# Work to complete:
Over all lines in the data below, count those holding "JSON" and give only the result.

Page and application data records
■ ■ ■ ■

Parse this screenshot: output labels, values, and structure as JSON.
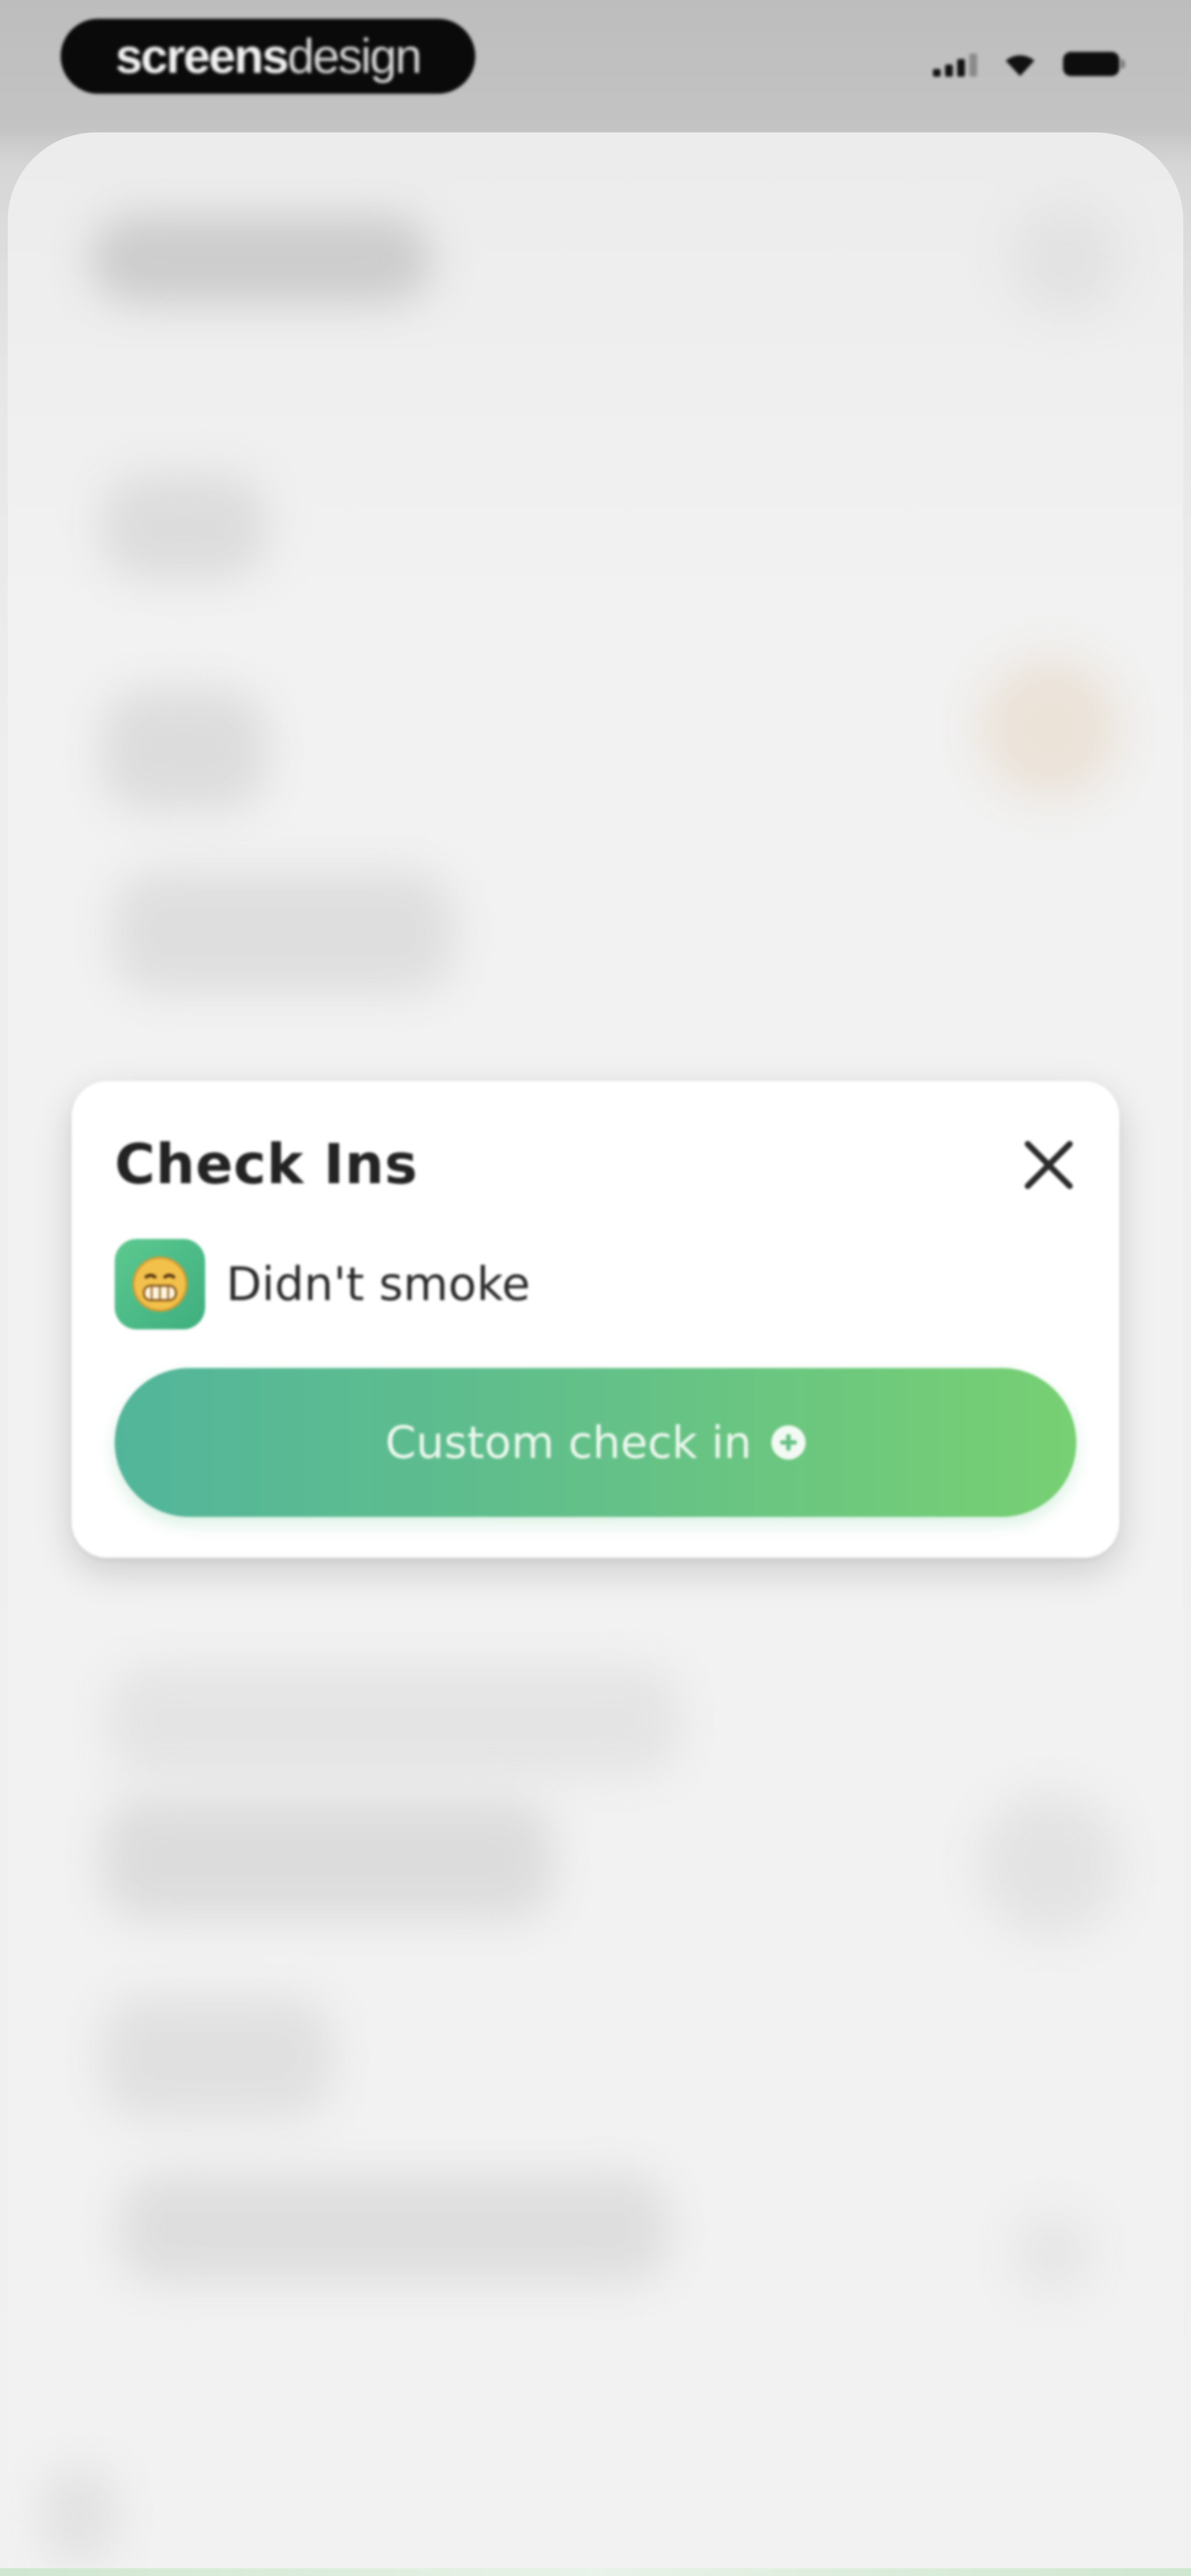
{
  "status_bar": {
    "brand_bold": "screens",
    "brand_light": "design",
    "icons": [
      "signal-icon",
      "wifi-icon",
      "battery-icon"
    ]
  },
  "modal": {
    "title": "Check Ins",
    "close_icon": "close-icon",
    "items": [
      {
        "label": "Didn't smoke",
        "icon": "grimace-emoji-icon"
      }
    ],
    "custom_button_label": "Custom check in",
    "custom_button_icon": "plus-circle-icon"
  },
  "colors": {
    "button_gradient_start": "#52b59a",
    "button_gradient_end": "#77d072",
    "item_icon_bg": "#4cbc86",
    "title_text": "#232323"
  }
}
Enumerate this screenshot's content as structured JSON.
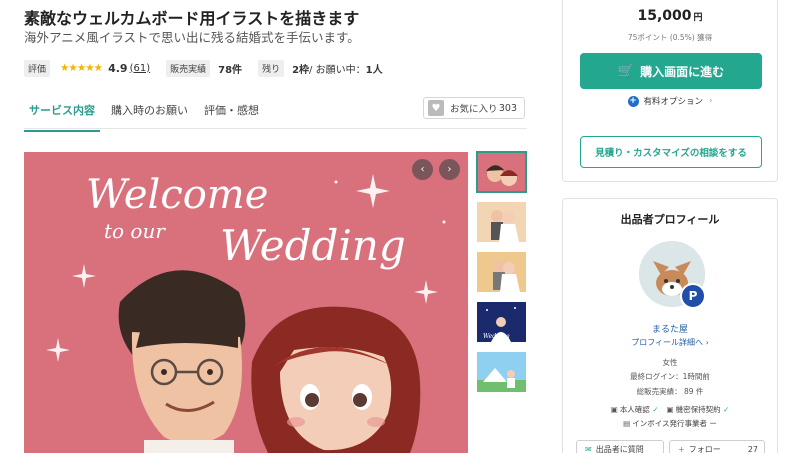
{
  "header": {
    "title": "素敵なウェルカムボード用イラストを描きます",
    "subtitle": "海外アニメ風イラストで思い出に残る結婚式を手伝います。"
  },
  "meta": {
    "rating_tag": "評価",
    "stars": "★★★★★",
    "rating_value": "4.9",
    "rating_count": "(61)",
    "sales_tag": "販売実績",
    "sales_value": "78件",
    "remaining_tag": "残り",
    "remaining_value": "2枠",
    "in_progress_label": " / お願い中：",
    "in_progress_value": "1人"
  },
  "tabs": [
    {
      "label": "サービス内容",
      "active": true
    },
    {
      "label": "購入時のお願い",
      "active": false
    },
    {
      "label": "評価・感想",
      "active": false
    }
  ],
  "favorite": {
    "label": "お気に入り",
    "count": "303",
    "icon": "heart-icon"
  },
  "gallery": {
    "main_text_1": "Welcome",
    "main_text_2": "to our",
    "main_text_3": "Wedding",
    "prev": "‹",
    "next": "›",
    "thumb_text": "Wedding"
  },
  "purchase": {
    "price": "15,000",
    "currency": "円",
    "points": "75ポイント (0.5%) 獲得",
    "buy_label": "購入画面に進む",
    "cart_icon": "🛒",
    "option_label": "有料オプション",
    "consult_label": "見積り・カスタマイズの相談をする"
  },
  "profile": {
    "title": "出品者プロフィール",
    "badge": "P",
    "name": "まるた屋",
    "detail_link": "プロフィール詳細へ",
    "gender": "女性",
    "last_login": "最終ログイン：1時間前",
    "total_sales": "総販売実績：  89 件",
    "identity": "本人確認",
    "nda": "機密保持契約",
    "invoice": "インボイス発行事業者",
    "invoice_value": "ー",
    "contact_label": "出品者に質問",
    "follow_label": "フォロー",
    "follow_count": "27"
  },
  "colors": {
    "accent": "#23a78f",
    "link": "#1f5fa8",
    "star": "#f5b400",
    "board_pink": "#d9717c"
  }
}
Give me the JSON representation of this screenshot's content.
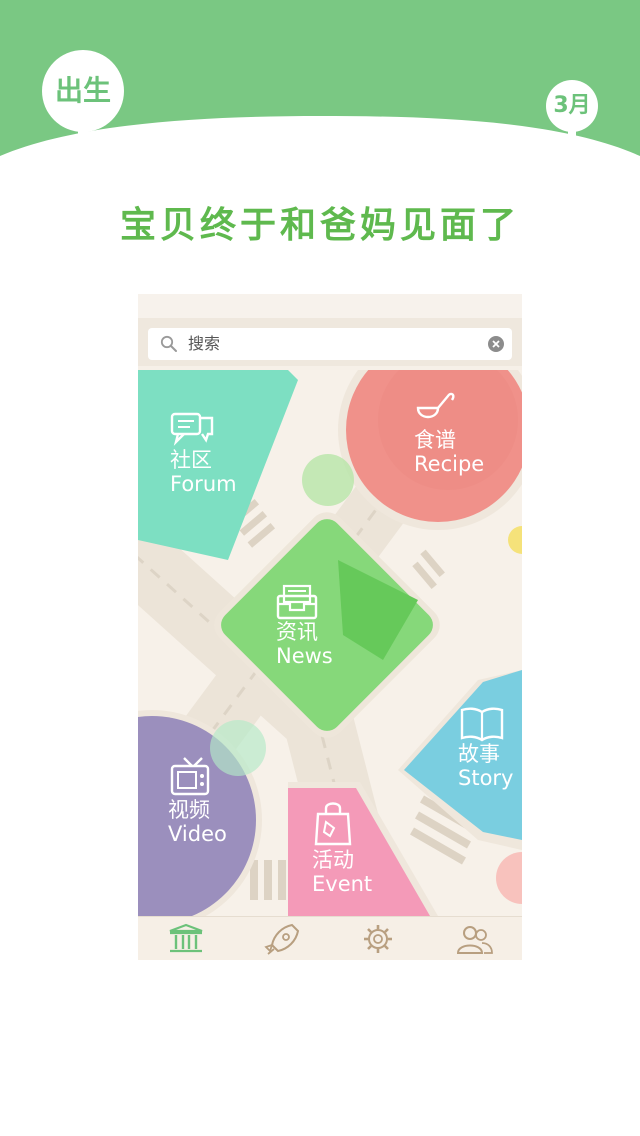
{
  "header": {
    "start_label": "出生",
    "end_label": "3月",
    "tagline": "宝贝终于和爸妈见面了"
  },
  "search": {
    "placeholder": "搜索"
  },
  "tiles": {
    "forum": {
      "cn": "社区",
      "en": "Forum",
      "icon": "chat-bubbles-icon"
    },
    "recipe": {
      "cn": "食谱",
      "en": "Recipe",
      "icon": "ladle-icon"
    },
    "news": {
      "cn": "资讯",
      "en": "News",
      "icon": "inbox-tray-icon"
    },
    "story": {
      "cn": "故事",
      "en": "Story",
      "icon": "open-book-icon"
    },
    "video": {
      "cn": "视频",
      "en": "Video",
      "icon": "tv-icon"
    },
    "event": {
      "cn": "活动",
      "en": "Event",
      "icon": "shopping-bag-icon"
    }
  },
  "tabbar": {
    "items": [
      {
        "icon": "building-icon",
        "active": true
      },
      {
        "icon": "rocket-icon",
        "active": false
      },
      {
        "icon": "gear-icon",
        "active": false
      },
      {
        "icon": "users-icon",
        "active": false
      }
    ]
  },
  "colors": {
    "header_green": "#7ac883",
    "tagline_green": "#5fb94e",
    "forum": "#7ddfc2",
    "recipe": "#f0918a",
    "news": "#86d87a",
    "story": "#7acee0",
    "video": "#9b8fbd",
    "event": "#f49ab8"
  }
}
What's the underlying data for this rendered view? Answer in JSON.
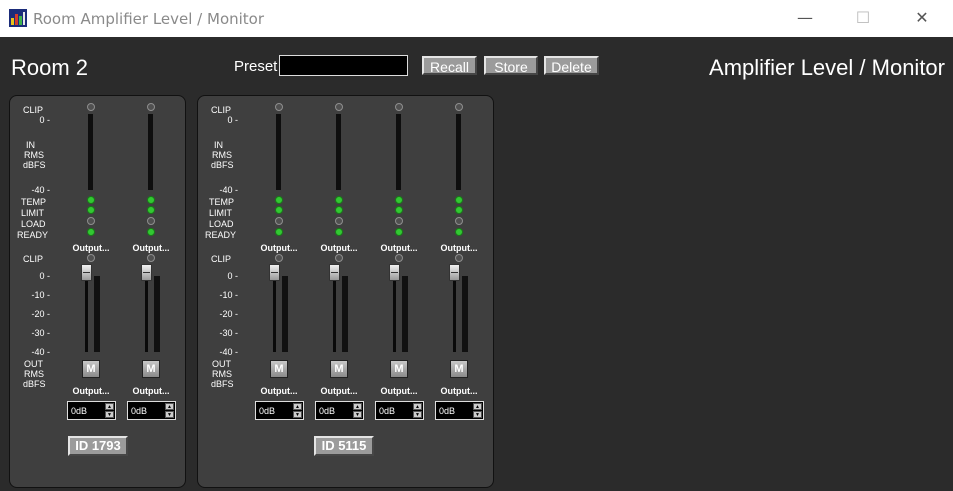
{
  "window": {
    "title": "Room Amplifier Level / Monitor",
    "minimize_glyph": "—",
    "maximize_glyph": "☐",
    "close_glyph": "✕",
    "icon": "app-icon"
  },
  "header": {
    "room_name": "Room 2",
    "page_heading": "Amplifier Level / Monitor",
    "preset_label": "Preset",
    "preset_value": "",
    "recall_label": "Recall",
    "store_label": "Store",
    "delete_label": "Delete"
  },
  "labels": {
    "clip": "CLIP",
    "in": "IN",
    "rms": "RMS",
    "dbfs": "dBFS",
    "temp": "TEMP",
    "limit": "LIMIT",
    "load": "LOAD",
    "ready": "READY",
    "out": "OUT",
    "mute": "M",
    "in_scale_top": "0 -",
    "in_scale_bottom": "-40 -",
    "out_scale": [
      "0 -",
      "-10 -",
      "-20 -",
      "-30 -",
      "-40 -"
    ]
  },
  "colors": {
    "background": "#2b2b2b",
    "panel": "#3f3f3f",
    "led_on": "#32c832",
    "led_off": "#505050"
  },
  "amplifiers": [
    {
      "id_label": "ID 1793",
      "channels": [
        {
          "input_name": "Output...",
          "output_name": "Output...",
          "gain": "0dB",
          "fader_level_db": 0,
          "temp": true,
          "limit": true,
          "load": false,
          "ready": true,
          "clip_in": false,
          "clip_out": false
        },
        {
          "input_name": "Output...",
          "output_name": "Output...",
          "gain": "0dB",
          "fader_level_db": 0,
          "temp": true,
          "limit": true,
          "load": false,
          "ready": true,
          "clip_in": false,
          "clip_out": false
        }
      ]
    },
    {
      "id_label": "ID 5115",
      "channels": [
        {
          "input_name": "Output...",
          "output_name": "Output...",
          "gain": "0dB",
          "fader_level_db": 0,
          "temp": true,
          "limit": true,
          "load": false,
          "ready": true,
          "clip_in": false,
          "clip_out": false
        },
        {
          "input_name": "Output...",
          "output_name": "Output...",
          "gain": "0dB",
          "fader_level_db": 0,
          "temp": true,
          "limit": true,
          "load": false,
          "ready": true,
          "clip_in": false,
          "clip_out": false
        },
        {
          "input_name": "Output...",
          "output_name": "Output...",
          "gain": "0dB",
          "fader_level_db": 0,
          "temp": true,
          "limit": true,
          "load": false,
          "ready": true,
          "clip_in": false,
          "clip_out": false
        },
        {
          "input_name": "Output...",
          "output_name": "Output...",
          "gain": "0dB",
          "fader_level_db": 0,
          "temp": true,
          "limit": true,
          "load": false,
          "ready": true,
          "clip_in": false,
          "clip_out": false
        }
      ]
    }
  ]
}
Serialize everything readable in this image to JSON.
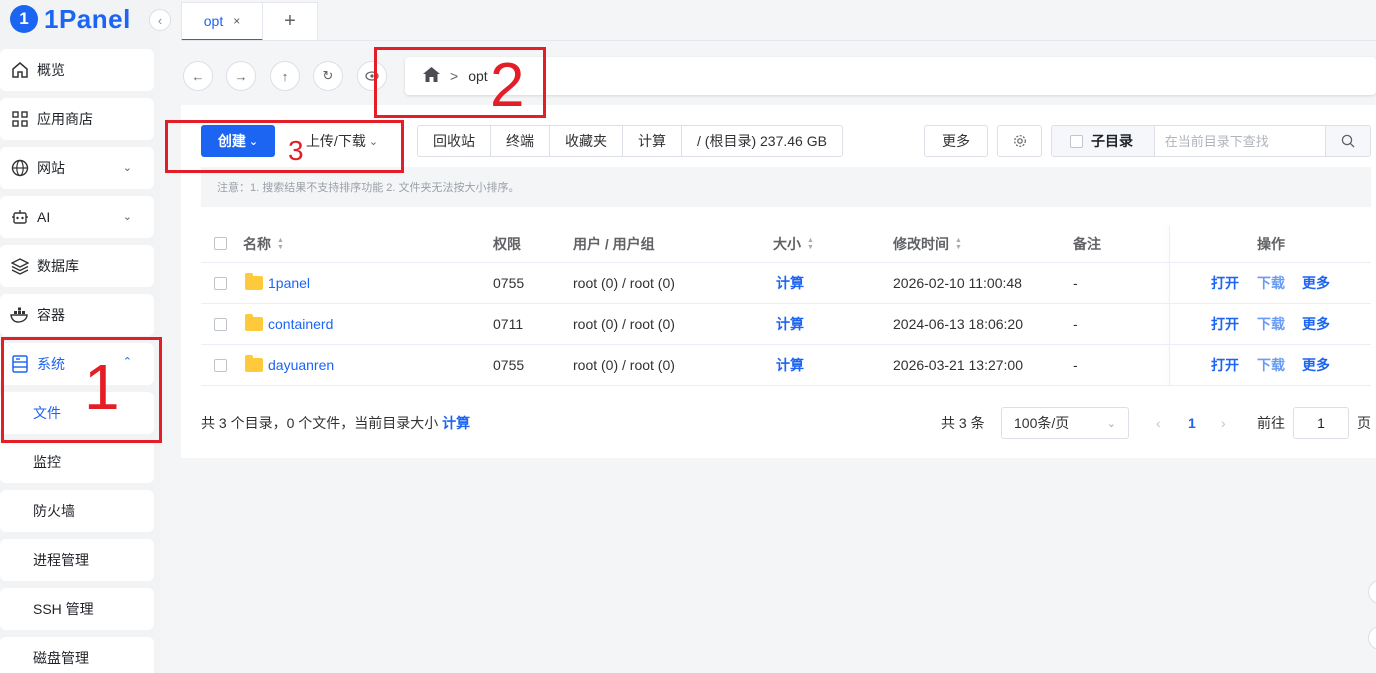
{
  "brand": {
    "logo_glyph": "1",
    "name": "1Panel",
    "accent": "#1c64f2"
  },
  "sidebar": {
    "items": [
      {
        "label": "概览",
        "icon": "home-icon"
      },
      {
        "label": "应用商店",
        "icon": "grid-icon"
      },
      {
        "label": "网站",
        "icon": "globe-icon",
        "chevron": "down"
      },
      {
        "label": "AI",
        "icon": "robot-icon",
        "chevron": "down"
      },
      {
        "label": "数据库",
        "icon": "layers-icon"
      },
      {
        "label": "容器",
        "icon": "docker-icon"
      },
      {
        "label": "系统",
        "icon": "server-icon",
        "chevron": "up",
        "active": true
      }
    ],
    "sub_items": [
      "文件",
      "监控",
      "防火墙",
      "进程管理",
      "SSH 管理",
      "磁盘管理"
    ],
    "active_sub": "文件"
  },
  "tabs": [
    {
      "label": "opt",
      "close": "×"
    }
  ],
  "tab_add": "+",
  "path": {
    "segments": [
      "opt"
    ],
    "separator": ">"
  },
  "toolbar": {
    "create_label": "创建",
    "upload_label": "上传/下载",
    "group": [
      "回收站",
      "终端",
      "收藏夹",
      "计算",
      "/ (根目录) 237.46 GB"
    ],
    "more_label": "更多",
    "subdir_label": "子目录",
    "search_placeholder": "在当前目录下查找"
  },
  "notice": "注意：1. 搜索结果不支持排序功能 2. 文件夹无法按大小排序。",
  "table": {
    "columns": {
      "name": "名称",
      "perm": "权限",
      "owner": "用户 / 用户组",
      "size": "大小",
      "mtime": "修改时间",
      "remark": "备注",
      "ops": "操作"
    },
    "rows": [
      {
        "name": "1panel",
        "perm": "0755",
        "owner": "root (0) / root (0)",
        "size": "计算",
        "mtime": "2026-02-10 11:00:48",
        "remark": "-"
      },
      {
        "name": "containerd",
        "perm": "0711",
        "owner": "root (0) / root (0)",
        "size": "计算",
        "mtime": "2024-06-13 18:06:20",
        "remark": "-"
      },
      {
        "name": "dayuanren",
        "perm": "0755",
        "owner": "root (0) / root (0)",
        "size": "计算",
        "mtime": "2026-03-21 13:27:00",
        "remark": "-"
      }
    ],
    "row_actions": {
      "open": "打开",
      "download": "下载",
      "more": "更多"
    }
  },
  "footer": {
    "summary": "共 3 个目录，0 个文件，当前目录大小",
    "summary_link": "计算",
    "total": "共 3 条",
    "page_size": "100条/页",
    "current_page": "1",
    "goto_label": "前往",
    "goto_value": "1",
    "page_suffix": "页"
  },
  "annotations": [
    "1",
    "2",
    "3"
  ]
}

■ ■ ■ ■

# Response to the exercise:
5